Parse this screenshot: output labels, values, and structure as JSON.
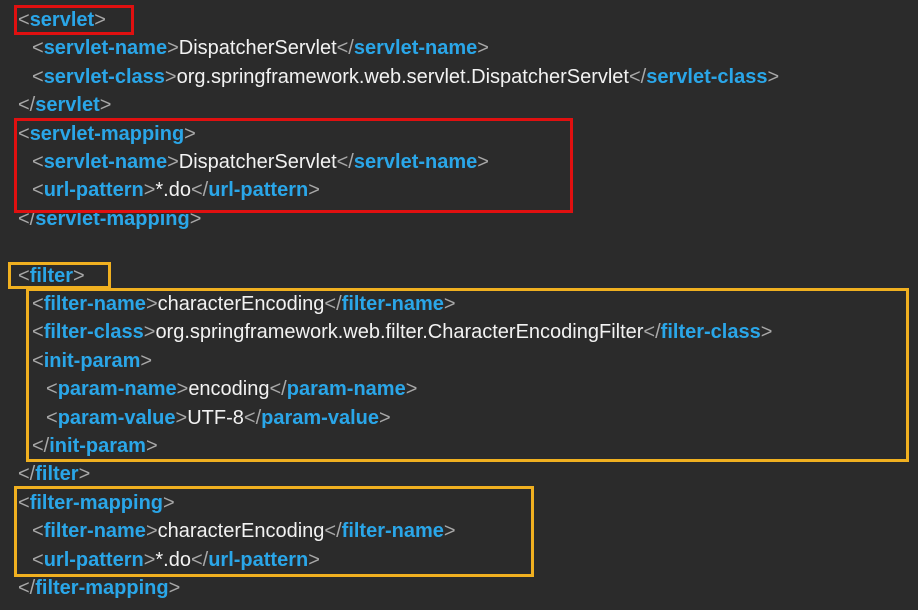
{
  "editor": {
    "colors": {
      "background": "#2b2b2b",
      "tag": "#2aa6e8",
      "bracket": "#a8a8a8",
      "text": "#f2f2f2",
      "highlight_red": "#e01010",
      "highlight_orange": "#f0b020"
    },
    "lines": [
      {
        "indent": 0,
        "tokens": [
          {
            "t": "b",
            "v": "<"
          },
          {
            "t": "g",
            "v": "servlet"
          },
          {
            "t": "b",
            "v": ">"
          }
        ]
      },
      {
        "indent": 1,
        "tokens": [
          {
            "t": "b",
            "v": "<"
          },
          {
            "t": "g",
            "v": "servlet-name"
          },
          {
            "t": "b",
            "v": ">"
          },
          {
            "t": "x",
            "v": "DispatcherServlet"
          },
          {
            "t": "b",
            "v": "</"
          },
          {
            "t": "g",
            "v": "servlet-name"
          },
          {
            "t": "b",
            "v": ">"
          }
        ]
      },
      {
        "indent": 1,
        "tokens": [
          {
            "t": "b",
            "v": "<"
          },
          {
            "t": "g",
            "v": "servlet-class"
          },
          {
            "t": "b",
            "v": ">"
          },
          {
            "t": "x",
            "v": "org.springframework.web.servlet.DispatcherServlet"
          },
          {
            "t": "b",
            "v": "</"
          },
          {
            "t": "g",
            "v": "servlet-class"
          },
          {
            "t": "b",
            "v": ">"
          }
        ]
      },
      {
        "indent": 0,
        "tokens": [
          {
            "t": "b",
            "v": "</"
          },
          {
            "t": "g",
            "v": "servlet"
          },
          {
            "t": "b",
            "v": ">"
          }
        ]
      },
      {
        "indent": 0,
        "tokens": [
          {
            "t": "b",
            "v": "<"
          },
          {
            "t": "g",
            "v": "servlet-mapping"
          },
          {
            "t": "b",
            "v": ">"
          }
        ]
      },
      {
        "indent": 1,
        "tokens": [
          {
            "t": "b",
            "v": "<"
          },
          {
            "t": "g",
            "v": "servlet-name"
          },
          {
            "t": "b",
            "v": ">"
          },
          {
            "t": "x",
            "v": "DispatcherServlet"
          },
          {
            "t": "b",
            "v": "</"
          },
          {
            "t": "g",
            "v": "servlet-name"
          },
          {
            "t": "b",
            "v": ">"
          }
        ]
      },
      {
        "indent": 1,
        "tokens": [
          {
            "t": "b",
            "v": "<"
          },
          {
            "t": "g",
            "v": "url-pattern"
          },
          {
            "t": "b",
            "v": ">"
          },
          {
            "t": "x",
            "v": "*.do"
          },
          {
            "t": "b",
            "v": "</"
          },
          {
            "t": "g",
            "v": "url-pattern"
          },
          {
            "t": "b",
            "v": ">"
          }
        ]
      },
      {
        "indent": 0,
        "tokens": [
          {
            "t": "b",
            "v": "</"
          },
          {
            "t": "g",
            "v": "servlet-mapping"
          },
          {
            "t": "b",
            "v": ">"
          }
        ]
      },
      {
        "indent": 0,
        "tokens": []
      },
      {
        "indent": 0,
        "tokens": [
          {
            "t": "b",
            "v": "<"
          },
          {
            "t": "g",
            "v": "filter"
          },
          {
            "t": "b",
            "v": ">"
          }
        ]
      },
      {
        "indent": 1,
        "tokens": [
          {
            "t": "b",
            "v": "<"
          },
          {
            "t": "g",
            "v": "filter-name"
          },
          {
            "t": "b",
            "v": ">"
          },
          {
            "t": "x",
            "v": "characterEncoding"
          },
          {
            "t": "b",
            "v": "</"
          },
          {
            "t": "g",
            "v": "filter-name"
          },
          {
            "t": "b",
            "v": ">"
          }
        ]
      },
      {
        "indent": 1,
        "tokens": [
          {
            "t": "b",
            "v": "<"
          },
          {
            "t": "g",
            "v": "filter-class"
          },
          {
            "t": "b",
            "v": ">"
          },
          {
            "t": "x",
            "v": "org.springframework.web.filter.CharacterEncodingFilter"
          },
          {
            "t": "b",
            "v": "</"
          },
          {
            "t": "g",
            "v": "filter-class"
          },
          {
            "t": "b",
            "v": ">"
          }
        ]
      },
      {
        "indent": 1,
        "tokens": [
          {
            "t": "b",
            "v": "<"
          },
          {
            "t": "g",
            "v": "init-param"
          },
          {
            "t": "b",
            "v": ">"
          }
        ]
      },
      {
        "indent": 2,
        "tokens": [
          {
            "t": "b",
            "v": "<"
          },
          {
            "t": "g",
            "v": "param-name"
          },
          {
            "t": "b",
            "v": ">"
          },
          {
            "t": "x",
            "v": "encoding"
          },
          {
            "t": "b",
            "v": "</"
          },
          {
            "t": "g",
            "v": "param-name"
          },
          {
            "t": "b",
            "v": ">"
          }
        ]
      },
      {
        "indent": 2,
        "tokens": [
          {
            "t": "b",
            "v": "<"
          },
          {
            "t": "g",
            "v": "param-value"
          },
          {
            "t": "b",
            "v": ">"
          },
          {
            "t": "x",
            "v": "UTF-8"
          },
          {
            "t": "b",
            "v": "</"
          },
          {
            "t": "g",
            "v": "param-value"
          },
          {
            "t": "b",
            "v": ">"
          }
        ]
      },
      {
        "indent": 1,
        "tokens": [
          {
            "t": "b",
            "v": "</"
          },
          {
            "t": "g",
            "v": "init-param"
          },
          {
            "t": "b",
            "v": ">"
          }
        ]
      },
      {
        "indent": 0,
        "tokens": [
          {
            "t": "b",
            "v": "</"
          },
          {
            "t": "g",
            "v": "filter"
          },
          {
            "t": "b",
            "v": ">"
          }
        ]
      },
      {
        "indent": 0,
        "tokens": [
          {
            "t": "b",
            "v": "<"
          },
          {
            "t": "g",
            "v": "filter-mapping"
          },
          {
            "t": "b",
            "v": ">"
          }
        ]
      },
      {
        "indent": 1,
        "tokens": [
          {
            "t": "b",
            "v": "<"
          },
          {
            "t": "g",
            "v": "filter-name"
          },
          {
            "t": "b",
            "v": ">"
          },
          {
            "t": "x",
            "v": "characterEncoding"
          },
          {
            "t": "b",
            "v": "</"
          },
          {
            "t": "g",
            "v": "filter-name"
          },
          {
            "t": "b",
            "v": ">"
          }
        ]
      },
      {
        "indent": 1,
        "tokens": [
          {
            "t": "b",
            "v": "<"
          },
          {
            "t": "g",
            "v": "url-pattern"
          },
          {
            "t": "b",
            "v": ">"
          },
          {
            "t": "x",
            "v": "*.do"
          },
          {
            "t": "b",
            "v": "</"
          },
          {
            "t": "g",
            "v": "url-pattern"
          },
          {
            "t": "b",
            "v": ">"
          }
        ]
      },
      {
        "indent": 0,
        "tokens": [
          {
            "t": "b",
            "v": "</"
          },
          {
            "t": "g",
            "v": "filter-mapping"
          },
          {
            "t": "b",
            "v": ">"
          }
        ]
      }
    ]
  }
}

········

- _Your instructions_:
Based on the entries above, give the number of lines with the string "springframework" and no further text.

- _Written answer_:
2